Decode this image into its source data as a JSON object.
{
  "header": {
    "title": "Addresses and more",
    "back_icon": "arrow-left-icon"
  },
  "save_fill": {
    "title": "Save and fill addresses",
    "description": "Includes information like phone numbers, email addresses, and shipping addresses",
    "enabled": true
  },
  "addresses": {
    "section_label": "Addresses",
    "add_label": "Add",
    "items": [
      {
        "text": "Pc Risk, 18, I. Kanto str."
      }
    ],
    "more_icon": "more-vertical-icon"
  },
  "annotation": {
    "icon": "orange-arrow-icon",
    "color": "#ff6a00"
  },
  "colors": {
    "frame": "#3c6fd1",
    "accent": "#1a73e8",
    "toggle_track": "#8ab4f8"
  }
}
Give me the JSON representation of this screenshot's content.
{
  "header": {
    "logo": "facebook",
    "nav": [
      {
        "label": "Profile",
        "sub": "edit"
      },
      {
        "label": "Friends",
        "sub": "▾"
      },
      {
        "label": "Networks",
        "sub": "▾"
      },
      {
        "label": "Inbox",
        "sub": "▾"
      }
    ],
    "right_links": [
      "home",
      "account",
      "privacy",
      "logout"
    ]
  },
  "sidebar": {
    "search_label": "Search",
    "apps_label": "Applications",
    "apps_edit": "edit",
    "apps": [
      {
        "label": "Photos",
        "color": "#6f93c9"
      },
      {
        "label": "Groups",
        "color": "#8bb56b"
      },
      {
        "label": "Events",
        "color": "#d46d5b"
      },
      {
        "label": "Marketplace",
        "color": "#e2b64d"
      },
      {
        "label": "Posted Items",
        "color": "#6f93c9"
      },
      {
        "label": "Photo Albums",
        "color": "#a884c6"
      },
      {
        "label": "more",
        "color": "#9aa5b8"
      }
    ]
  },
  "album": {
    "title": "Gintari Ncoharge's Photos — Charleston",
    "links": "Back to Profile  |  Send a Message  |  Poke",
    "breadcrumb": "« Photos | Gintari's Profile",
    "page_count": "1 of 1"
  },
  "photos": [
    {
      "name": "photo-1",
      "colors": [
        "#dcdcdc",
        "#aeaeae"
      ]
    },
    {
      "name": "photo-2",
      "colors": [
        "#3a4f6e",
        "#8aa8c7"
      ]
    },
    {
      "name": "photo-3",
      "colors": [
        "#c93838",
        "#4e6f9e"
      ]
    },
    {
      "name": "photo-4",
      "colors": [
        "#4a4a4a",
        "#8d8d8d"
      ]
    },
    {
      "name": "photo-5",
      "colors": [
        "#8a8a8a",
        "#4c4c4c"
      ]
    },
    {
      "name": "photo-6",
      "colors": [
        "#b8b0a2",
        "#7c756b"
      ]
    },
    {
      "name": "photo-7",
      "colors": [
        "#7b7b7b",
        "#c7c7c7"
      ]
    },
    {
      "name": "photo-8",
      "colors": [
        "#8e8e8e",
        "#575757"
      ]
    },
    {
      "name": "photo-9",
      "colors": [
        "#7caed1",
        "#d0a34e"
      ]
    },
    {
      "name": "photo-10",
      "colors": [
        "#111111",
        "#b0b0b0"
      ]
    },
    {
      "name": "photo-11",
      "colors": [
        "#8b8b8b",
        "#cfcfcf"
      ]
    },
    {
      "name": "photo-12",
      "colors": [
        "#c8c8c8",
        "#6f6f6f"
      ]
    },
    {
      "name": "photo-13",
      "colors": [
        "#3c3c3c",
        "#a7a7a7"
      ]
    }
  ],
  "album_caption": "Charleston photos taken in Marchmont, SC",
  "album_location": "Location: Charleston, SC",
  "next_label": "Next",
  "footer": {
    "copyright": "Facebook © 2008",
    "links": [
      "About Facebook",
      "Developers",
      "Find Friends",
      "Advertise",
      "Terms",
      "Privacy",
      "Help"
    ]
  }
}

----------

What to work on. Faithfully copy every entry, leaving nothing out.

Your solution.
Decode this image into its source data as a JSON object.
{
  "header": {
    "title": "Addresses and more",
    "back_icon": "arrow-left-icon"
  },
  "save_fill": {
    "title": "Save and fill addresses",
    "description": "Includes information like phone numbers, email addresses, and shipping addresses",
    "enabled": true
  },
  "addresses": {
    "section_label": "Addresses",
    "add_label": "Add",
    "items": [
      {
        "text": "Pc Risk, 18, I. Kanto str."
      }
    ],
    "more_icon": "more-vertical-icon"
  },
  "annotation": {
    "icon": "orange-arrow-icon",
    "color": "#ff6a00"
  },
  "colors": {
    "frame": "#3c6fd1",
    "accent": "#1a73e8",
    "toggle_track": "#8ab4f8"
  }
}
Give me the JSON representation of this screenshot's content.
{
  "header": {
    "logo": "facebook",
    "nav": [
      {
        "label": "Profile",
        "sub": "edit"
      },
      {
        "label": "Friends",
        "sub": "▾"
      },
      {
        "label": "Networks",
        "sub": "▾"
      },
      {
        "label": "Inbox",
        "sub": "▾"
      }
    ],
    "right_links": [
      "home",
      "account",
      "privacy",
      "logout"
    ]
  },
  "sidebar": {
    "search_label": "Search",
    "apps_label": "Applications",
    "apps_edit": "edit",
    "apps": [
      {
        "label": "Photos",
        "color": "#6f93c9"
      },
      {
        "label": "Groups",
        "color": "#8bb56b"
      },
      {
        "label": "Events",
        "color": "#d46d5b"
      },
      {
        "label": "Marketplace",
        "color": "#e2b64d"
      },
      {
        "label": "Posted Items",
        "color": "#6f93c9"
      },
      {
        "label": "Photo Albums",
        "color": "#a884c6"
      },
      {
        "label": "more",
        "color": "#9aa5b8"
      }
    ]
  },
  "album": {
    "title": "Gintari Ncoharge's Photos — Charleston",
    "links": "Back to Profile  |  Send a Message  |  Poke",
    "breadcrumb": "« Photos | Gintari's Profile",
    "page_count": "1 of 1"
  },
  "photos": [
    {
      "name": "photo-1",
      "colors": [
        "#dcdcdc",
        "#aeaeae"
      ]
    },
    {
      "name": "photo-2",
      "colors": [
        "#3a4f6e",
        "#8aa8c7"
      ]
    },
    {
      "name": "photo-3",
      "colors": [
        "#c93838",
        "#4e6f9e"
      ]
    },
    {
      "name": "photo-4",
      "colors": [
        "#4a4a4a",
        "#8d8d8d"
      ]
    },
    {
      "name": "photo-5",
      "colors": [
        "#8a8a8a",
        "#4c4c4c"
      ]
    },
    {
      "name": "photo-6",
      "colors": [
        "#b8b0a2",
        "#7c756b"
      ]
    },
    {
      "name": "photo-7",
      "colors": [
        "#7b7b7b",
        "#c7c7c7"
      ]
    },
    {
      "name": "photo-8",
      "colors": [
        "#8e8e8e",
        "#575757"
      ]
    },
    {
      "name": "photo-9",
      "colors": [
        "#7caed1",
        "#d0a34e"
      ]
    },
    {
      "name": "photo-10",
      "colors": [
        "#111111",
        "#b0b0b0"
      ]
    },
    {
      "name": "photo-11",
      "colors": [
        "#8b8b8b",
        "#cfcfcf"
      ]
    },
    {
      "name": "photo-12",
      "colors": [
        "#c8c8c8",
        "#6f6f6f"
      ]
    },
    {
      "name": "photo-13",
      "colors": [
        "#3c3c3c",
        "#a7a7a7"
      ]
    }
  ],
  "album_caption": "Charleston photos taken in Marchmont, SC",
  "album_location": "Location: Charleston, SC",
  "next_label": "Next",
  "footer": {
    "copyright": "Facebook © 2008",
    "links": [
      "About Facebook",
      "Developers",
      "Find Friends",
      "Advertise",
      "Terms",
      "Privacy",
      "Help"
    ]
  }
}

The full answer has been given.